In August 1965, Klippert was taken in for questioning about an arson case in Pine Point. It’s a ruse: the RCMP officer, acting on complaints from a young man’s parents, probes Klippert about his relationship with that young man and a few others in the 1,000-man mining town. Klippert didn’t need to confess anything, as the woman playing his sister points out. He’d already served time for gross indecency—a charge leveled at many homosexual men at the time—back in Calgary, and he’d left for Pine Point to escape the stigma. But Klippert, an even-tempered mechanic from Calgary with a flirtatious sense of humour, speaks up anyway.
The RCMP officer asks him what he did with whom, and Klippert answers truthfully (the script is drawn almost verbatim from the official record). For that, he’s shut up in a psych ward indefinitely. He eventually learns he’s going to be labelled a dangerous sexual offender. He appeals his case; the territorial court upholds the ruling; his case reaches the Supreme Court, which also doesn’t budge. But it’s enough to set off shouting matches in the House of Commons, culminating in Bill C-150, the 1969 crime bill that conceded the state really should keep their noses out of the nation’s bedrooms.
The playwright watches from the front row.
“This is a Northern story,” says Ben Nind, after a standing ovation. A long-time Yellowknifer who was the executive and artistic director of the Northern Arts and Cultural Centre for nearly 10 years before stepping down in 2012, Nind is also Arluk’s mentor. “The fact that it can appeal to a wider audience is an offshoot benefit. It is a larger issue [than something that] happened in the isolated North.”
Klippert died in 1996. But Nind tracked down the RCMP officer who first arrested him. He had late stage Alzheimer’s when they met. “But he remembered the day he arrested Klippert,” says Nind, “down to the colour and type of car he was driving.”
When Nind completes the script this spring, he’s planning to produce the play and have it open in Pine Point. It’s a shell of a ghost town nowadays; Pine Point stopped being a town in 1988, shortly after the lead-and-zinc mine that founded it shut down. But plenty of people remember Pine Point. And staging the play there, says Nind, “that honours the place, Pine Point, as a dot on the map.”

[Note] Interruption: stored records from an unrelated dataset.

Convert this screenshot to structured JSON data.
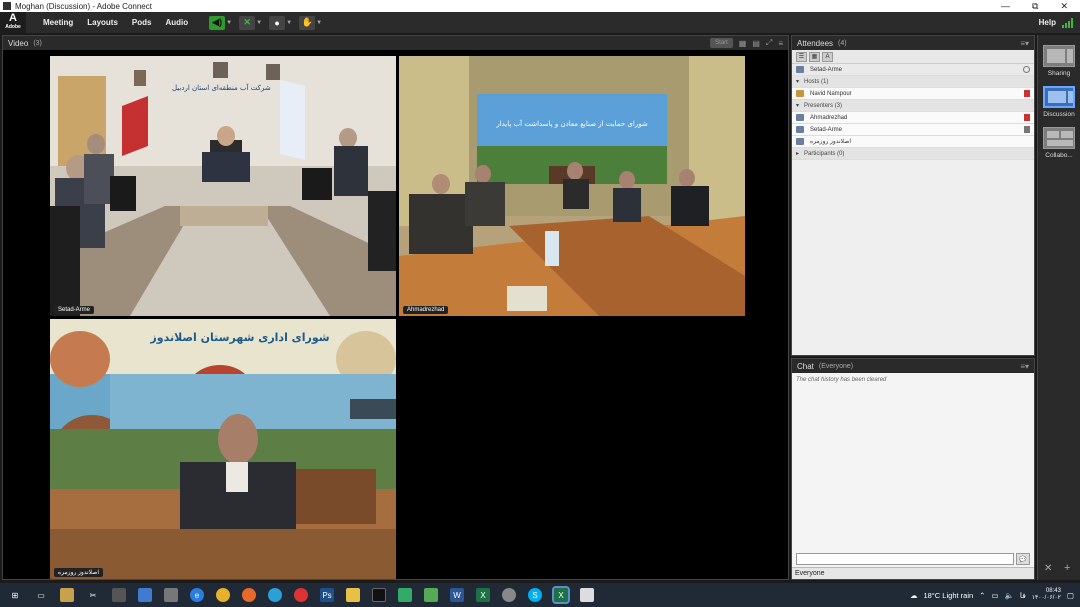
{
  "window": {
    "title": "Moghan (Discussion) - Adobe Connect",
    "controls": [
      "—",
      "⧉",
      "✕"
    ]
  },
  "menubar": {
    "logo": "A",
    "logo_sub": "Adobe",
    "items": [
      "Meeting",
      "Layouts",
      "Pods",
      "Audio"
    ],
    "help": "Help"
  },
  "video_pod": {
    "title": "Video",
    "count": "(3)",
    "start_label": "Start",
    "tiles": [
      {
        "name": "Setad-Arme",
        "sign_text": "شرکت آب منطقه‌ای استان اردبیل"
      },
      {
        "name": "Ahmadrezhad",
        "banner_text": "شورای حمایت از صنایع معادن و پاسداشت آب پایدار"
      },
      {
        "name": "اصلاندوز روزمره",
        "banner_text": "شورای اداری شهرستان اصلاندوز"
      }
    ]
  },
  "attendees_pod": {
    "title": "Attendees",
    "count": "(4)",
    "me": "Setad-Arme",
    "sections": [
      {
        "label": "Hosts (1)",
        "people": [
          "Navid Nampour"
        ]
      },
      {
        "label": "Presenters (3)",
        "people": [
          "Ahmadrezhad",
          "Setad-Arme",
          "اصلاندوز روزمره"
        ]
      },
      {
        "label": "Participants (0)",
        "people": []
      }
    ]
  },
  "chat_pod": {
    "title": "Chat",
    "scope": "(Everyone)",
    "message": "The chat history has been cleared",
    "recipient": "Everyone"
  },
  "layouts_bar": [
    {
      "label": "Sharing"
    },
    {
      "label": "Discussion"
    },
    {
      "label": "Collabo..."
    }
  ],
  "taskbar": {
    "weather": "18°C Light rain",
    "time": "08:43",
    "date": "۱۴۰۰/۰۶/۰۲",
    "lang": "فا"
  },
  "colors": {
    "accent": "#3b6fb5",
    "mic_green": "#2f9b2f",
    "chrome": "#2b2b2b"
  }
}
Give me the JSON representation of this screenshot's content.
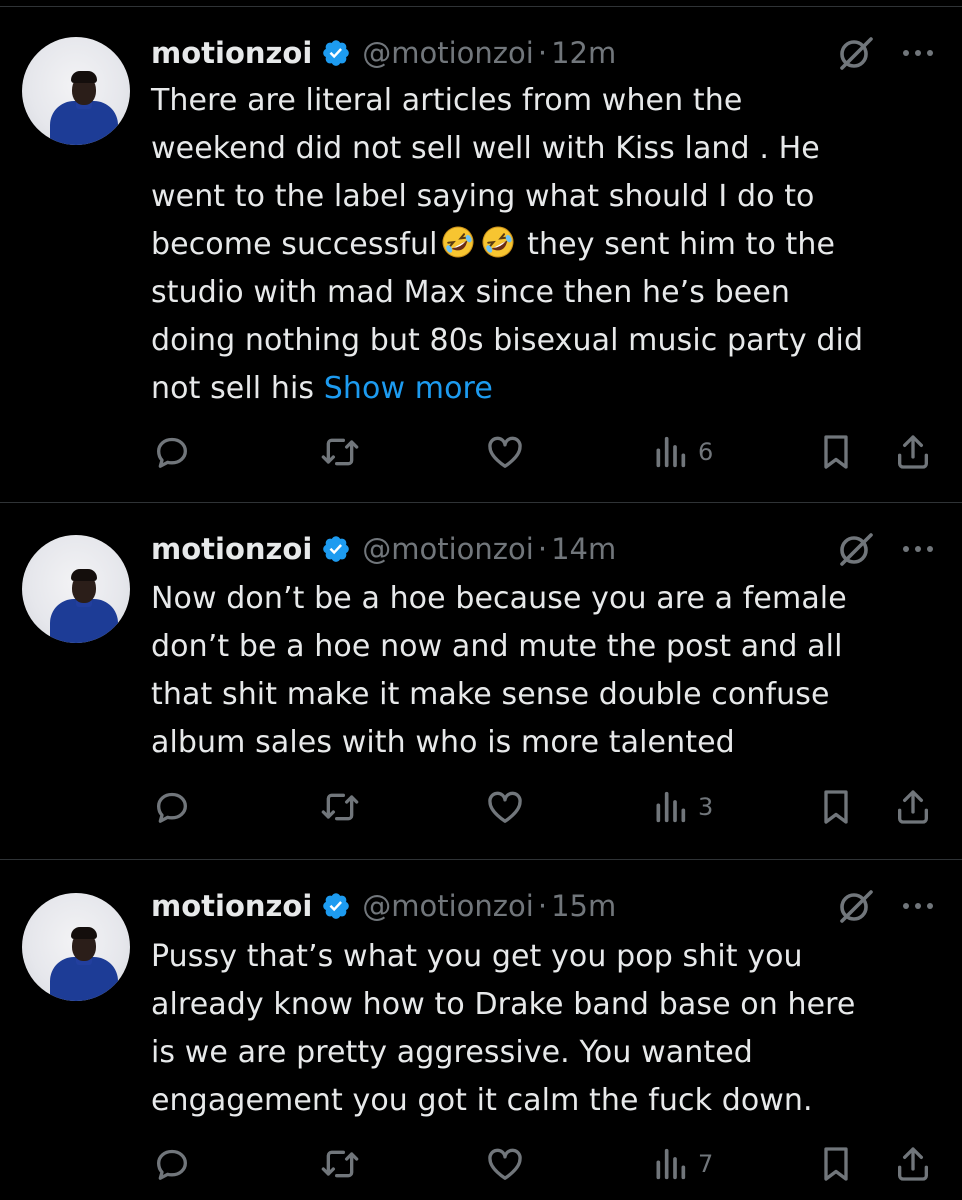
{
  "tweets": [
    {
      "display_name": "motionzoi",
      "handle": "@motionzoi",
      "separator": "·",
      "time": "12m",
      "lines": [
        "There are literal articles from when the",
        "weekend did not sell well with Kiss land . He",
        "went to the label saying what should I do to"
      ],
      "emoji_line_start": "become successful",
      "emoji_line_end": " they sent him to the",
      "lines_after": [
        "studio with mad Max since then he’s been",
        "doing nothing but 80s bisexual music party did"
      ],
      "last_line": "not sell his ",
      "show_more": "Show more",
      "views": "6",
      "emoji": "rolling-on-floor-laughing"
    },
    {
      "display_name": "motionzoi",
      "handle": "@motionzoi",
      "separator": "·",
      "time": "14m",
      "lines": [
        "Now don’t be a hoe because you are a female",
        "don’t be a hoe now and mute the post and all",
        "that shit make it make sense double confuse",
        "album sales with who is more talented"
      ],
      "views": "3"
    },
    {
      "display_name": "motionzoi",
      "handle": "@motionzoi",
      "separator": "·",
      "time": "15m",
      "lines": [
        "Pussy that’s what you get you pop shit you",
        "already know how to Drake band base on here",
        "is we are pretty aggressive. You wanted",
        "engagement you got it calm the fuck down."
      ],
      "views": "7"
    }
  ],
  "colors": {
    "background": "#000000",
    "text": "#e7e9ea",
    "muted": "#71767b",
    "link": "#1d9bf0",
    "verified": "#1d9bf0",
    "divider": "#2f3336"
  },
  "icons": [
    "reply-icon",
    "retweet-icon",
    "like-icon",
    "views-icon",
    "bookmark-icon",
    "share-icon",
    "grok-icon",
    "more-icon",
    "verified-badge-icon"
  ]
}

"...[it's] just plain naive for a grown white man to be scared of Indian fairy tales." - LABINE BROTHER 1, Burning Vision
Before his death in 1940, Louis Ayah, a prophet of the Sahtu Dene, foretold that “forbidden” rocks near Great Bear Lake would be used to destroy people in foreign lands, and spread poison to his people, causing widespread illness. Marie Clements’ Burning Vision, which premiered in 2003, is a story about the Sahtu Dene who mined uranium near Great Bear Lake—the same uranium used to build the atomic bombs that devastated Nagasaki and Hiroshima during WWII.
Maybe you remember this bit of history. Maybe you vaguely recall that Port Radium, near Great Bear Lake, is where the radioactive stuff came from. But it’s quite another thing to watch Fat Man and Little Boy come to life as characters in their own right. To watch an underground uranium miner fall in love with a radium painter—one of the 1930s artists who didn’t realize their glow-in-the-dark paint was killing them—and a Métis baker fall in love with a Japanese fisherman. To see the same actors playing the LaBine brothers, who discovered the uranium ore, also cast as a pair of unsuspecting Dene miners.
It’s a difficult play to process. And it hits home.
Amos Scott, who’s producing his own TV show about Dene culture, thanks the cast, and Arluk most of all. “I’ve been to Délı¸ne, and I’ve been to Great Bear Lake,” he says from his seat in the audience. “I know the history, but I never felt it when I was there.”
You couldn’t picture those places concealing the makings of atomic bombs, he says.
“Because they’re so beautiful.”